Claims that the Brexit and subsequent trade deal negotiations might take as long as ten years to complete were poo-pooed by the UK government at the end of last week.
However, I suspect that the farming sector – with its greater experience of EU’s glacial pace of change – might be considerably less dismissive of this sort of time-scale.
Jonnie Hall’s secondment placing to help the Scottish Government was roundly welcomed by the industryBrian Henderson
And there’s no getting away from the fact that the UK is a bit short of experienced negotiators to get us the sort of deal we need. Someone described the members of the EU’s negotiating team as being akin to a high-tech jet fighter – full of the latest electronic gadgetry and bristling with warheads, while having the sort of ground support which would put a Nasa space station launch to shame.
The UK’s negotiators, on the other hand, were likened to a man with a spoon – for Britain hasn’t had to negotiate in this sphere at international level since 1973 as the vast majority of our trade deals have been carried out directly by Brussels.
And, having had agricultural policy decided by Europe for over 40 years too, it would probably be fair to say that the UK’s state of preparedness on this front probably isn’t any better.

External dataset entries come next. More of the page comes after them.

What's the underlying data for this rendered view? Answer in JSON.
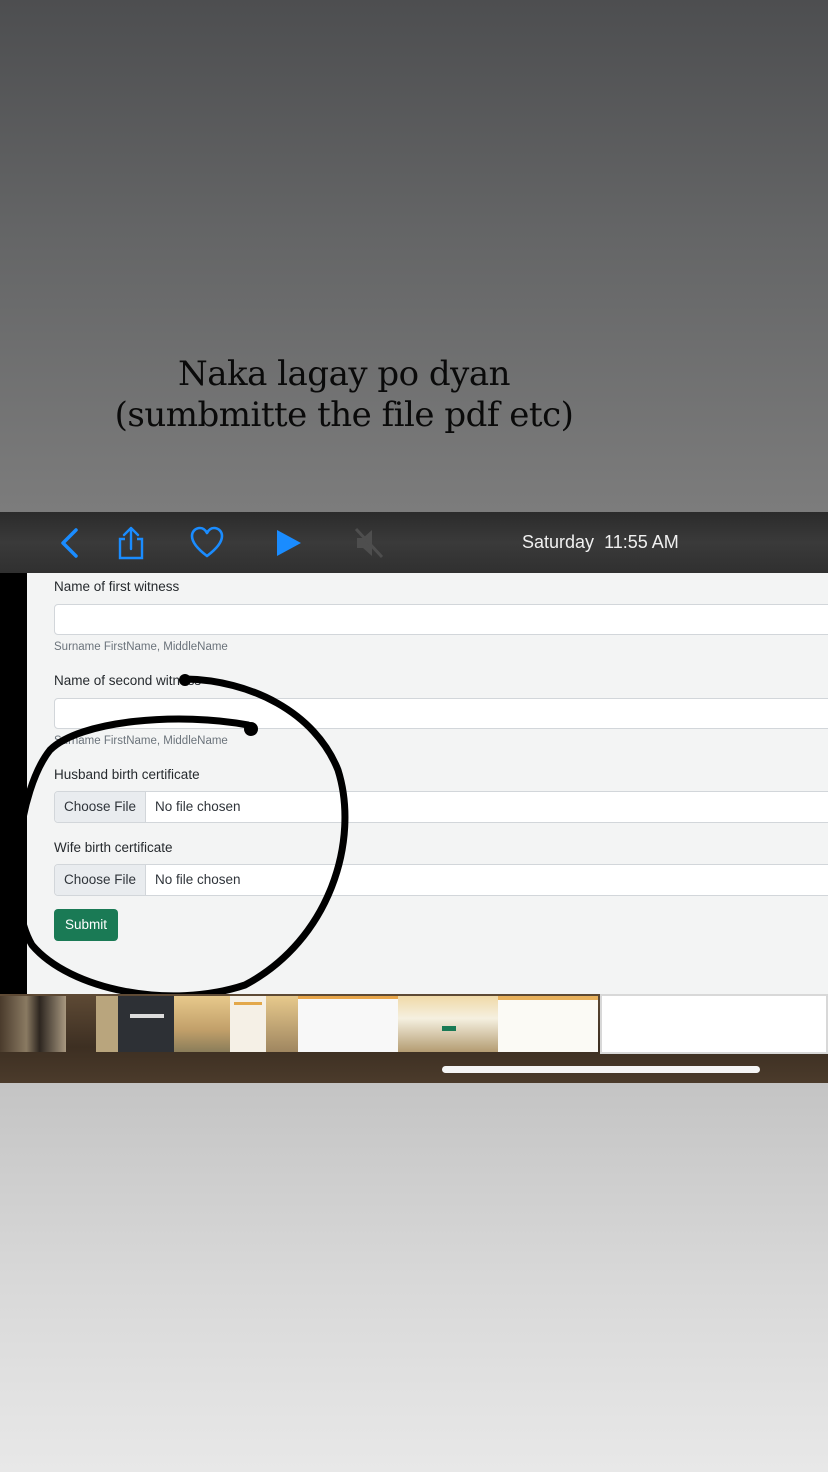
{
  "caption": {
    "line1": "Naka lagay po dyan",
    "line2": "(sumbmitte the file pdf etc)"
  },
  "toolbar": {
    "icons": [
      "back-chevron-icon",
      "share-icon",
      "heart-icon",
      "play-icon",
      "mute-icon"
    ],
    "accent_color": "#1a8cff",
    "day": "Saturday",
    "time": "11:55 AM"
  },
  "form": {
    "first_witness": {
      "label": "Name of first witness",
      "value": "",
      "help": "Surname FirstName, MiddleName"
    },
    "second_witness": {
      "label": "Name of second witness",
      "value": "",
      "help": "Surname FirstName, MiddleName"
    },
    "husband_cert": {
      "label": "Husband birth certificate",
      "button": "Choose File",
      "status": "No file chosen"
    },
    "wife_cert": {
      "label": "Wife birth certificate",
      "button": "Choose File",
      "status": "No file chosen"
    },
    "submit_label": "Submit",
    "submit_color": "#1a7a55"
  }
}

So the announcement last week that NFU Scotland’s top policy guru, the well-known Jonnie Hall, was to take up a secondment placing to help the Scottish Government was roundly welcomed by the industry.
Hall’s two-day-a-week posting will see him work directly with the team charged with assessing the effects of the Brexit negotiations on Scottish agriculture – and attempting to draw together a future strategy for the industry – no small task.
The truth is that while a vacuum might currently exist in post-Brexit policy development, there is no shortage of ideas, theories and even flights of fancy floating about waiting to fill it.
And although the farming community probably has the most direct interest in how things shape up, there are plenty of other stakeholder groups who would give their eye teeth for such a degree of involvement.
However the move shows that there is a recognition from the authorities that some solid, practical, down-to-earth input is necessary right from the start.
And from the Scottish Government’s point of view, having someone with the ability to work out some of the implications and ramifications of ideas before they get further than the drawing board will be a huge benefit.
For while the EU has been blamed for being at the root of many difficulties, a fair number of the problems have actually been self-inflicted by the Scottish Government – such as its gold-plated greening policies and the impracticalities of the beef efficiency scheme.
So giving the farming industry a conduit to offer some practical appraisal of proposals has to be a good idea. And the secondment will mean that the water-cooler effect will allow this to happen not only during official discussions but also on an informal basis – allowing realism to be reinforced at an early stage.
Hall has admitted that when he was on secondment he would be wearing a Scottish Government hat, but also hinted that he would still probably be wearing his NFUS vest. And while the move might take the union’s policy director away from his desk for two days a week, this time would probably have been spent attempting to gauge exactly what was going on in the various government departments anyway, so it looks like a win-win situation for both sides.
Of course the move is not without risks – for both Hall and the union as a whole. Having such a direct line of input will, inevitably, leave both open to charges of being complicit in the processes which will undoubtedly produce at least some unpopular decisions – and also sharing in the blame should things not turn out for the best. But, given the circumstances and the opportunities, few would deny it’s a risk worth taking.